By adopting the Massachusetts Pregnant Workers Fairness Act, the Commonwealth would become a leader in addressing pregnancy discrimination and join a national movement including Alaska, California, Connecticut, Hawaii, Illinois, Louisiana, Maryland, Minnesota, New Jersey, New York City, Philadelphia, Texas, and West Virginia by putting legislative protections in place for pregnant workers. The Pregnant Workers Fairness Act has also been introduced at the federal level.
Quotes from MotherWoman
"Pregnant workers in the Commonwealth are being denied basic, temporary accommodations when they need them the most. The impact on the health of mothers and children, on our labor force, as well as the burden on our health care system are enormous. We know that pregnant workers are pregnant for a limited time. We want to see MA do the right thing and protect pregnant workers so that they can have safe, healthy pregnancies," said MotherWoman Executive Director, Shannon Koehn.
"It's hard to believe it but employers are denying women these basic accommodations. Who denies a pregnant woman a stool? Isn't that what we were taught in basic civics classes back in elementary school? In MA its time to insist that all pregnant workers receive the basic accommodations that they need to stay healthy and safe. It's the human thing to do." said MotherWoman's Program Director, Liz Friedman.
Quote from A Better Balance

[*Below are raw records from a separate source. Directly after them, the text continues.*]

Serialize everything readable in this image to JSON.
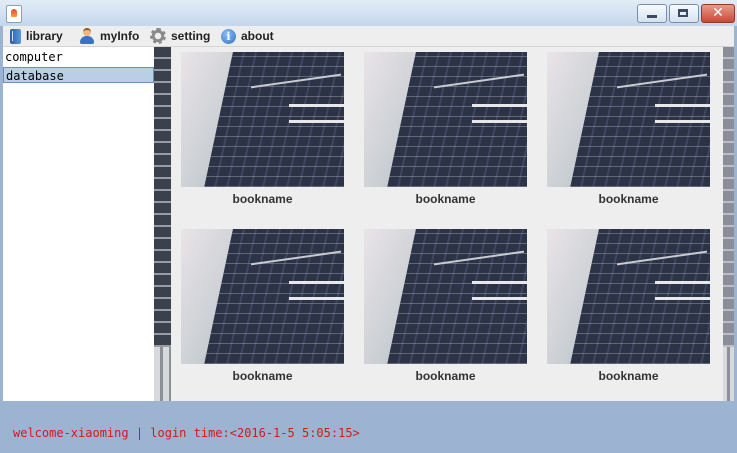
{
  "window": {
    "title": ""
  },
  "menu": [
    {
      "label": "library",
      "icon": "book-icon"
    },
    {
      "label": "myInfo",
      "icon": "user-icon"
    },
    {
      "label": "setting",
      "icon": "gear-icon"
    },
    {
      "label": "about",
      "icon": "info-icon"
    }
  ],
  "sidebar": {
    "items": [
      {
        "label": "computer",
        "selected": false
      },
      {
        "label": "database",
        "selected": true
      }
    ]
  },
  "books": [
    {
      "name": "bookname"
    },
    {
      "name": "bookname"
    },
    {
      "name": "bookname"
    },
    {
      "name": "bookname"
    },
    {
      "name": "bookname"
    },
    {
      "name": "bookname"
    }
  ],
  "status": {
    "text": "welcome-xiaoming | login time:<2016-1-5 5:05:15>"
  },
  "colors": {
    "status_text": "#d11a1a",
    "selection": "#b8cfe5",
    "frame": "#9cb4d1"
  }
}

"The Massachusetts Pregnant Workers Fairness Act can help prevent blatant discrimination and enable pregnant workers, especially women in low-wage and physically demanding jobs, to keep working and supporting their families when they need that income most," said Dina Bakst, Co-President of A Better Balance, a national legal advocacy organization dedicated to promoting fairness in the workplace and helping workers across the economic spectrum to care for their families without risking their financial security.
"There is tangible momentum across the country to make sure pregnant women are not forced to choose between their health and their paycheck. Massachusetts should be next," Bakst stated.

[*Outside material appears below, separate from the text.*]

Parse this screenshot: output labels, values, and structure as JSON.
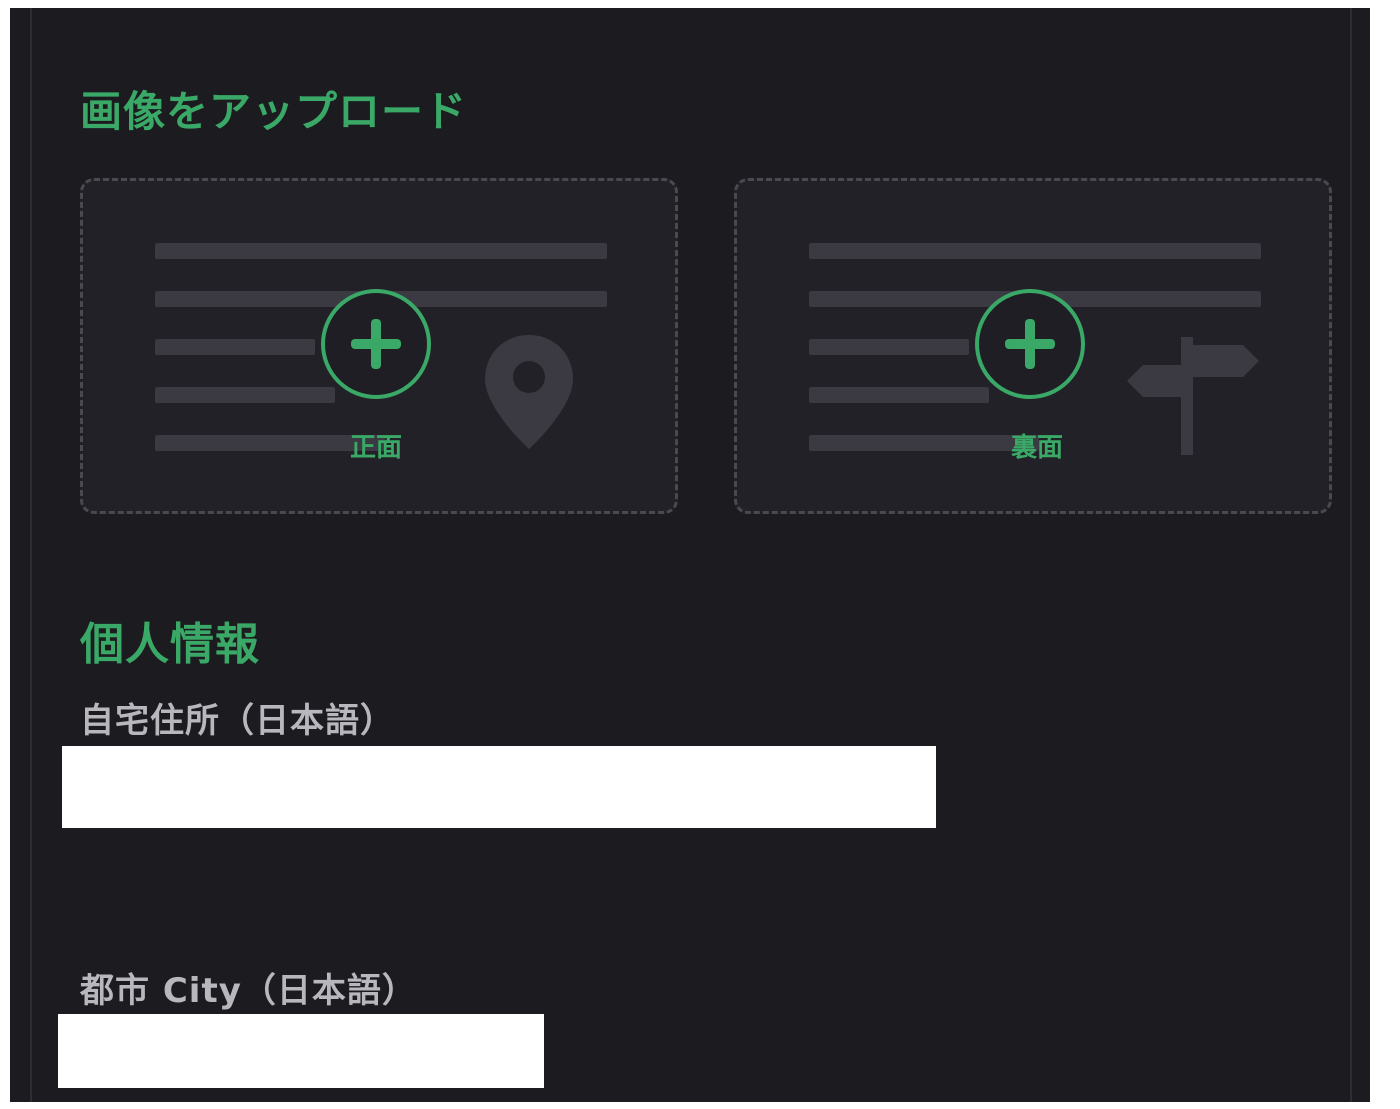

Accommodations for pregnant workers provide women with a safety net that benefits more than just women. Offering pregnant women accommodations is a common-sense policy practice for employers.

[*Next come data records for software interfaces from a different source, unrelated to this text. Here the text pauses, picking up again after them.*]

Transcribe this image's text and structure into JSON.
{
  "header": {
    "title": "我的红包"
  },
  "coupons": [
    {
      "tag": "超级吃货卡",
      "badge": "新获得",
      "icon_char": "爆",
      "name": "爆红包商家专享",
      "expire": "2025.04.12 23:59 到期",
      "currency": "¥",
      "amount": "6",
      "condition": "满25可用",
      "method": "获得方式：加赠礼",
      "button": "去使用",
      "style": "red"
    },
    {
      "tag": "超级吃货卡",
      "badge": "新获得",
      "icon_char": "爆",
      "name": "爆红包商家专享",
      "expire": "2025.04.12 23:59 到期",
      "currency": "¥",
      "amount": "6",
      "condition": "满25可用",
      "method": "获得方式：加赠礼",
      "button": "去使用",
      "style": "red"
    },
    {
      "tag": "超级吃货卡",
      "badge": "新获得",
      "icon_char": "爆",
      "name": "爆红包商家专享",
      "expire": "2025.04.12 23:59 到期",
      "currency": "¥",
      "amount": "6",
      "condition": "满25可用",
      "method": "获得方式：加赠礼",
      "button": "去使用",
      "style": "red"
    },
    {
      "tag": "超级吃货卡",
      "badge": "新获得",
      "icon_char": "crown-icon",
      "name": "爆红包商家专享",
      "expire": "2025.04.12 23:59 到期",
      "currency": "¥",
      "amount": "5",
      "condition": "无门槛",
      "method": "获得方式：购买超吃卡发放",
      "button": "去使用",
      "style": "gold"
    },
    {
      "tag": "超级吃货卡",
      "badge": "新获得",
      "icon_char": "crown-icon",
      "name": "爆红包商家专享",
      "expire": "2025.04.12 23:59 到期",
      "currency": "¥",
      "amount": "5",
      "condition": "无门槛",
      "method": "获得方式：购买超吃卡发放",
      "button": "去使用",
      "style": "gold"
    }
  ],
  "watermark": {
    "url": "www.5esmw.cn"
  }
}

Quote from Obstetrician
"Research demonstrates a connection between stress and premature birth. Failure to accommodate pregnant women in the workplace can put their health in danger, in addition to the health of their babies," said Dr. Tiffany A. Moore Simas, MD, MPH, MEd, FACOG, University of Massachusetts, Medical School/UMass Memorial Health Care
Quote from Small Business Owner
"When I started Dean's Beans Organic Coffee in 1993, I knew that the success of my business depended on the skills, health and happiness of my employees. I knew that employee loyalty translates to high-quality service and customer loyalty, and I knew that I want my businesses to contribute to vibrant, healthy communities," said Dean Cycon, owner of Dean's Beans in Orange. "That's why I provide my employees with reasonable accommodations that they need during their pregnancies and why I am so pleased to see the MA State Legislature introduce the Pregnant Workers Fairness Act, which will allow pregnant workers to receive basic accommodations that they need to maintain a healthy pregnancy and continue to be productive while on the job.
"When a recent employee was pregnant we ensured that she had an opportunity to sit as needed, to have water and bathroom breaks and not to need to lift heavy packages during her last trimester. This was a no-brainer to us. She's our employee and we wanted to ensure her commitment and health while employed at Dean's Beans. This is the decent thing to do for our employees. It also makes good business sense," Cycon continued.
For more information, contact Liz Friedman (firstname.lastname@example.org).